5. Florence Foster Jenkins (dir. Stephen Frears)

Nicholas Martin's brilliant script is based on an historical footnote. He mines comedy gold from it, not by drawing cartoon figures but by fleshing out his main characters. Stephen Frears brings the script to life with precise comedic timing, getting the most of his dream cast. Meryl Streep shines as the titular character, a patron of the musical arts who dreams of singing opera at Carnegie Hall although she's actually an awful singer. When the opportunity comes up, her loving husband St. Clair Bayfield (Hugh Grant) does everything in his power to avoid the trainwreck. The comedy roster for 2016 was hobbled by stereotypes and formulas; the depth and originality of this film trumped them all.

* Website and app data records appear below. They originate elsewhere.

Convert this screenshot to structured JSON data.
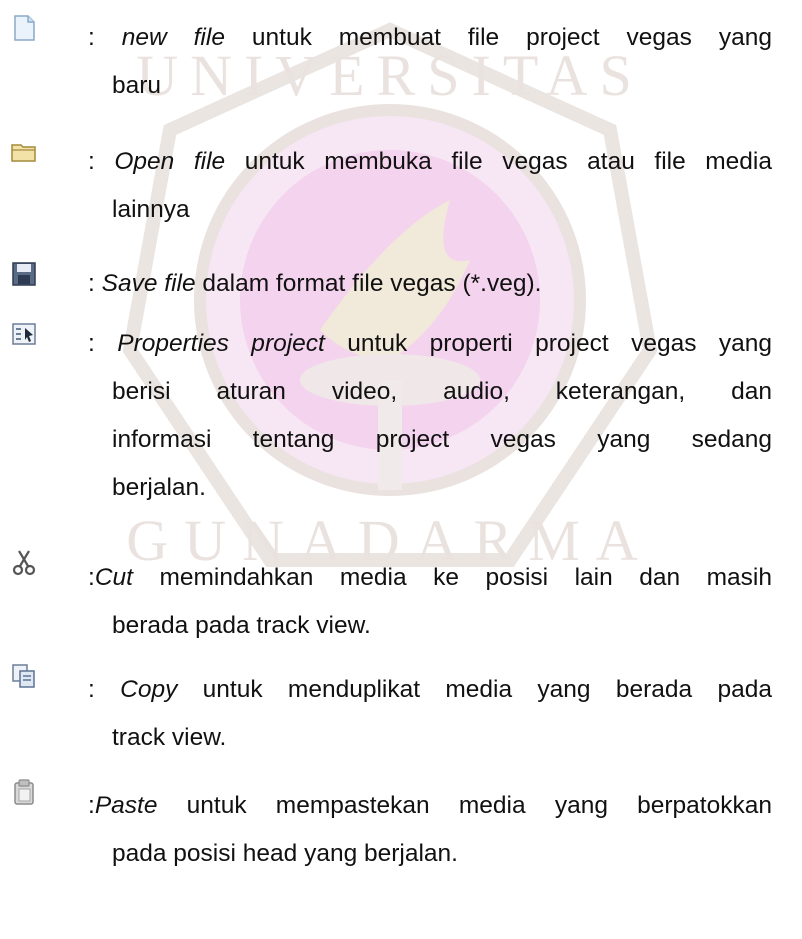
{
  "items": [
    {
      "icon": "new-file-icon",
      "sep": ": ",
      "term": "new file",
      "lines": [
        "  untuk membuat file project vegas yang",
        "baru"
      ]
    },
    {
      "icon": "open-folder-icon",
      "sep": ": ",
      "term": "Open file",
      "lines": [
        " untuk membuka file vegas atau file media",
        "lainnya"
      ]
    },
    {
      "icon": "save-disk-icon",
      "sep": ": ",
      "term": "Save file",
      "lines": [
        " dalam format file vegas (*.veg)."
      ]
    },
    {
      "icon": "properties-icon",
      "sep": ": ",
      "term": "Properties project",
      "lines": [
        " untuk properti project vegas yang",
        "berisi aturan video, audio, keterangan, dan",
        "informasi tentang project vegas yang sedang",
        "berjalan."
      ]
    },
    {
      "icon": "scissors-icon",
      "sep": ":",
      "term": "Cut",
      "lines": [
        "  memindahkan media ke posisi lain dan masih",
        "berada pada track view."
      ]
    },
    {
      "icon": "copy-icon",
      "sep": ": ",
      "term": "Copy",
      "lines": [
        " untuk menduplikat media yang berada pada",
        "track view."
      ]
    },
    {
      "icon": "paste-clipboard-icon",
      "sep": ":",
      "term": "Paste",
      "lines": [
        " untuk mempastekan media yang berpatokkan",
        "pada posisi head yang berjalan."
      ]
    }
  ],
  "watermark": {
    "text_top": "UNIVERSITAS",
    "text_bottom": "GUNADARMA",
    "colors": {
      "ring": "#e6e0dc",
      "center": "#f3c9ec"
    }
  }
}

Worst film: The only amusement found in Pride and Prejudice and Zombies stops with its title. Those looking for zombie-slaying fun should look elsewhere. Dull dialogues, lifeless performances, and jerky action scenes point to the fact that this production was taken over by the walking dead.   


Most disappointing film: Suicide Squad and the Justice League are strong DC Comics franchises, but the films produced this year failed to capture the magic. Of the two, Batman v. Superman: Dawn of Justice tips higher on the disappointing meter, stinting on the superhero match we all wanted to see. Director Zack Snyder is the wrong man for the job because his brooding vision and leaden hand weigh down on a story that demands verve and a sense of humor. Go watch Captain America Civil War instead.